== Exercise goal ==
Copy the data that appears below exactly. Drop the pictures.

━━ Supplied material

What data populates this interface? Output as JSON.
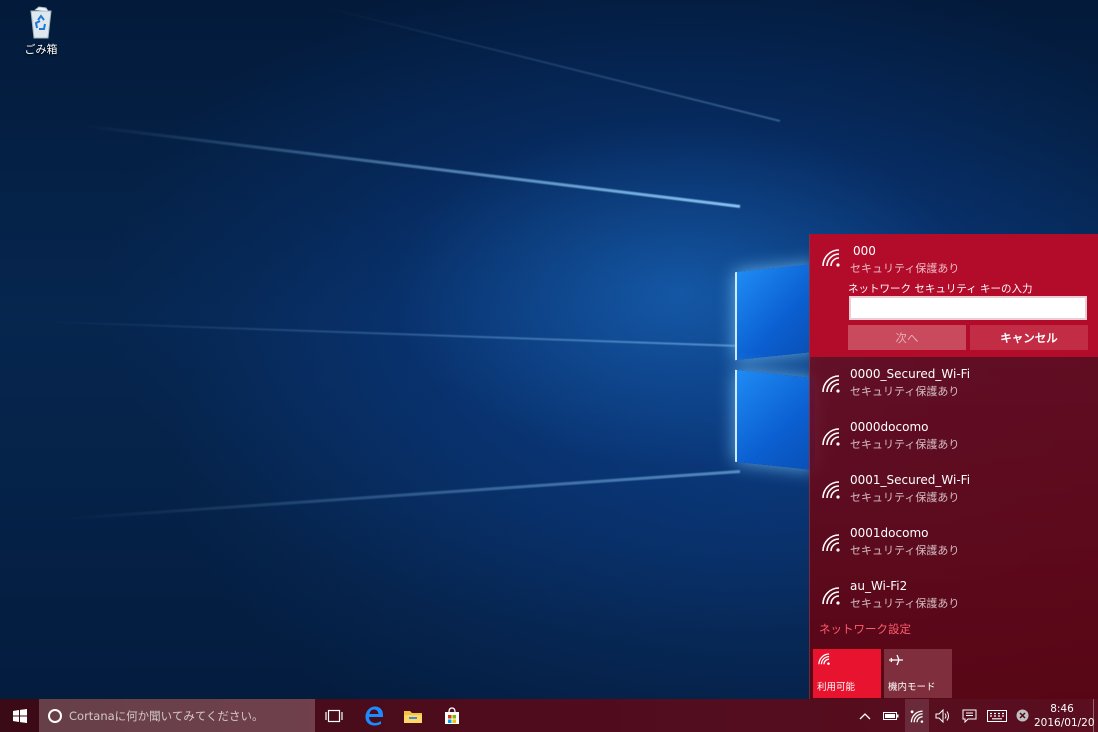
{
  "desktop": {
    "icons": [
      {
        "label": "ごみ箱",
        "icon": "recycle-bin-icon"
      }
    ]
  },
  "network_flyout": {
    "selected": {
      "ssid": "000",
      "status": "セキュリティ保護あり",
      "key_label": "ネットワーク セキュリティ キーの入力",
      "key_value": "",
      "next_label": "次へ",
      "cancel_label": "キャンセル"
    },
    "networks": [
      {
        "ssid": "0000_Secured_Wi-Fi",
        "status": "セキュリティ保護あり"
      },
      {
        "ssid": "0000docomo",
        "status": "セキュリティ保護あり"
      },
      {
        "ssid": "0001_Secured_Wi-Fi",
        "status": "セキュリティ保護あり"
      },
      {
        "ssid": "0001docomo",
        "status": "セキュリティ保護あり"
      },
      {
        "ssid": "au_Wi-Fi2",
        "status": "セキュリティ保護あり"
      }
    ],
    "settings_link": "ネットワーク設定",
    "quick_actions": [
      {
        "label": "利用可能",
        "icon": "wifi-icon",
        "active": true
      },
      {
        "label": "機内モード",
        "icon": "airplane-icon",
        "active": false
      }
    ],
    "colors": {
      "selected_bg": "#b30b2a",
      "link": "#ff5a6e",
      "tile_active": "#e8142f"
    }
  },
  "taskbar": {
    "search_placeholder": "Cortanaに何か聞いてみてください。",
    "pinned": [
      "task-view-icon",
      "edge-icon",
      "file-explorer-icon",
      "store-icon"
    ],
    "tray_icons": [
      "chevron-up-icon",
      "battery-icon",
      "network-icon",
      "volume-icon",
      "action-center-icon",
      "keyboard-icon",
      "close-circle-icon"
    ],
    "clock": {
      "time": "8:46",
      "date": "2016/01/20"
    }
  }
}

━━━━

== Completed exercise ==
What data populates this interface? Output as JSON.
{
  "desktop": {
    "icons": [
      {
        "label": "ごみ箱",
        "icon": "recycle-bin-icon"
      }
    ]
  },
  "network_flyout": {
    "selected": {
      "ssid": "000",
      "status": "セキュリティ保護あり",
      "key_label": "ネットワーク セキュリティ キーの入力",
      "key_value": "",
      "next_label": "次へ",
      "cancel_label": "キャンセル"
    },
    "networks": [
      {
        "ssid": "0000_Secured_Wi-Fi",
        "status": "セキュリティ保護あり"
      },
      {
        "ssid": "0000docomo",
        "status": "セキュリティ保護あり"
      },
      {
        "ssid": "0001_Secured_Wi-Fi",
        "status": "セキュリティ保護あり"
      },
      {
        "ssid": "0001docomo",
        "status": "セキュリティ保護あり"
      },
      {
        "ssid": "au_Wi-Fi2",
        "status": "セキュリティ保護あり"
      }
    ],
    "settings_link": "ネットワーク設定",
    "quick_actions": [
      {
        "label": "利用可能",
        "icon": "wifi-icon",
        "active": true
      },
      {
        "label": "機内モード",
        "icon": "airplane-icon",
        "active": false
      }
    ],
    "colors": {
      "selected_bg": "#b30b2a",
      "link": "#ff5a6e",
      "tile_active": "#e8142f"
    }
  },
  "taskbar": {
    "search_placeholder": "Cortanaに何か聞いてみてください。",
    "pinned": [
      "task-view-icon",
      "edge-icon",
      "file-explorer-icon",
      "store-icon"
    ],
    "tray_icons": [
      "chevron-up-icon",
      "battery-icon",
      "network-icon",
      "volume-icon",
      "action-center-icon",
      "keyboard-icon",
      "close-circle-icon"
    ],
    "clock": {
      "time": "8:46",
      "date": "2016/01/20"
    }
  }
}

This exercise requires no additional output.